Action item:
Look for the word "from" in the entries and copy every line where it shows up.

━━ Supplied data ━━

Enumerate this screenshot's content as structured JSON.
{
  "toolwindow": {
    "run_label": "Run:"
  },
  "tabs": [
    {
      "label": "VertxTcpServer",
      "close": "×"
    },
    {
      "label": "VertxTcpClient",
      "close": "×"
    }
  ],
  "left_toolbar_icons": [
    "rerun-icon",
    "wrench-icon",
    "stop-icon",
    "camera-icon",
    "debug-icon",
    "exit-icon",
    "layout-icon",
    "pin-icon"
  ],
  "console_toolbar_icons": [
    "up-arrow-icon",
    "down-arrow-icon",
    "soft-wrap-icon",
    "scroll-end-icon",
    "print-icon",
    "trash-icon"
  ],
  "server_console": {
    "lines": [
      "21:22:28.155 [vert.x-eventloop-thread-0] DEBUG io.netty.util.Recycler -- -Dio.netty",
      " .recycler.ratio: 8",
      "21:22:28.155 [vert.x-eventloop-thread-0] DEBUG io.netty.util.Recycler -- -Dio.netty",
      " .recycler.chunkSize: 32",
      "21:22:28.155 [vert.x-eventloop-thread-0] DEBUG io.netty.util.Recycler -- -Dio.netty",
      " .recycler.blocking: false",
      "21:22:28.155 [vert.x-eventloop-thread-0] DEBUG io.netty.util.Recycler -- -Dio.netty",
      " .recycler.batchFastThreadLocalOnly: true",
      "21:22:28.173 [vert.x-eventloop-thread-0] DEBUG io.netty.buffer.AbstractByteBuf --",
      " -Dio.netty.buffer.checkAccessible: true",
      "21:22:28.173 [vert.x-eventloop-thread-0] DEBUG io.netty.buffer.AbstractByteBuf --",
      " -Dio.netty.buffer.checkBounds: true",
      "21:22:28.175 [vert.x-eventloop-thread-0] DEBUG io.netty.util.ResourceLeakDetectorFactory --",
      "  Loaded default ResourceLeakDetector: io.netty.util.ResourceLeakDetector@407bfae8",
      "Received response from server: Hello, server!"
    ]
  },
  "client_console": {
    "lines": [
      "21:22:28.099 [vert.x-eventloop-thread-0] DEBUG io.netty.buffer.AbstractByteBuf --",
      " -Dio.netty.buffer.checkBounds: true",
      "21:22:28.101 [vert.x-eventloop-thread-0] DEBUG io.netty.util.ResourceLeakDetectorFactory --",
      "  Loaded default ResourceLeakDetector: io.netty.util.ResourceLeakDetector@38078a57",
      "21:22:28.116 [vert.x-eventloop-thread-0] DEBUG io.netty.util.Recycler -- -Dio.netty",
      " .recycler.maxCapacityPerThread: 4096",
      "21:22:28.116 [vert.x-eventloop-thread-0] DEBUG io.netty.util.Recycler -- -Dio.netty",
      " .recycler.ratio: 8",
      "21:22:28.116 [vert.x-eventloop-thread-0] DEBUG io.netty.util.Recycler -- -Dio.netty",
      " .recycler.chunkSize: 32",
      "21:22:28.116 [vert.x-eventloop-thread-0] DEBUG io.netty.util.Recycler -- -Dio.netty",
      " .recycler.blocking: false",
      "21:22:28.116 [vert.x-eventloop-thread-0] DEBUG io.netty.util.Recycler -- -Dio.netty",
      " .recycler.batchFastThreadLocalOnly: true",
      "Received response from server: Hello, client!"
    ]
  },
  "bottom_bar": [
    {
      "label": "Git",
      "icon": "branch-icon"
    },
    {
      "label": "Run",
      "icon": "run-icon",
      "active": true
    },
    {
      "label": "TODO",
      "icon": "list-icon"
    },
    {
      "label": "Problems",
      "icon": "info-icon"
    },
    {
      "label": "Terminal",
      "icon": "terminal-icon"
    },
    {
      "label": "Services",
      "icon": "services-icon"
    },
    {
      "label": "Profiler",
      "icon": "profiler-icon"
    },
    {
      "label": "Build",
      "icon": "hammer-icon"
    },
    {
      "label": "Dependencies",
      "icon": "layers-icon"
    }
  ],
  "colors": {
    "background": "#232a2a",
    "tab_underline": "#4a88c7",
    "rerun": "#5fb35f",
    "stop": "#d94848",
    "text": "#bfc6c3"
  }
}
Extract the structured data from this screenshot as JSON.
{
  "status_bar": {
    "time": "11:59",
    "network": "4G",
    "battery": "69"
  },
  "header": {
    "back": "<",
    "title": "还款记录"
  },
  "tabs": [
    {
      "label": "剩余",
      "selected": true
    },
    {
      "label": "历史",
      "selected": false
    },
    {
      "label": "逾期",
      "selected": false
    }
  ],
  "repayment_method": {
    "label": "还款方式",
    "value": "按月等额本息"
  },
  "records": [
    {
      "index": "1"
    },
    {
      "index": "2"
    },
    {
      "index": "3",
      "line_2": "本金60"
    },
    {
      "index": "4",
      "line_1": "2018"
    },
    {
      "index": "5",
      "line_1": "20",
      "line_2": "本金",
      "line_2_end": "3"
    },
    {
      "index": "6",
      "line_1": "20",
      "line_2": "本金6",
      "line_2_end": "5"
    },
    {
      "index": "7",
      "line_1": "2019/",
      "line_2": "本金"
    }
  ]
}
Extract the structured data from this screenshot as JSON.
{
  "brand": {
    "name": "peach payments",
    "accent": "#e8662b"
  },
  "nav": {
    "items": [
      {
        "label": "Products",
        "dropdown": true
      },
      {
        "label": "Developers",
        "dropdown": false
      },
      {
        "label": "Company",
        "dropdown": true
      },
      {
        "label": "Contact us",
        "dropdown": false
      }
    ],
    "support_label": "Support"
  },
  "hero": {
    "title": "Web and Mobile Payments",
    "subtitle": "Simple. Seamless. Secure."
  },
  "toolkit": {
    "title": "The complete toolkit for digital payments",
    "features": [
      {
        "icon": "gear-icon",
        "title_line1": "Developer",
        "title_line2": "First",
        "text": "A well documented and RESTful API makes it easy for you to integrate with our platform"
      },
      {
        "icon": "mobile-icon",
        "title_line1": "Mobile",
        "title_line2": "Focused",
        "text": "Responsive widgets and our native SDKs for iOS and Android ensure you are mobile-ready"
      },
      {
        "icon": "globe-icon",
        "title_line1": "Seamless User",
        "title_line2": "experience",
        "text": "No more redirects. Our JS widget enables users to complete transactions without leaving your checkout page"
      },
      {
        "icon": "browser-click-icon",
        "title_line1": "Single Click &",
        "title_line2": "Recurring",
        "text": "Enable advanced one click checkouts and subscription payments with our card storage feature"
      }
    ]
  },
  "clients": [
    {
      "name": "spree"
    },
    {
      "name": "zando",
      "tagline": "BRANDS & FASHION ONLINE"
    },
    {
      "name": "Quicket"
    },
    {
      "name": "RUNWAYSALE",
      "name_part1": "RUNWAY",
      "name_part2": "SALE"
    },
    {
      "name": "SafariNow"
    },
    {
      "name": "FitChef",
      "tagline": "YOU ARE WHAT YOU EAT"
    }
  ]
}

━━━

Finished exercise:
      "Received response from server: Hello, server!"
      "Received response from server: Hello, client!"
Extract the structured data from this screenshot as JSON.
Extract the structured data from this screenshot as JSON.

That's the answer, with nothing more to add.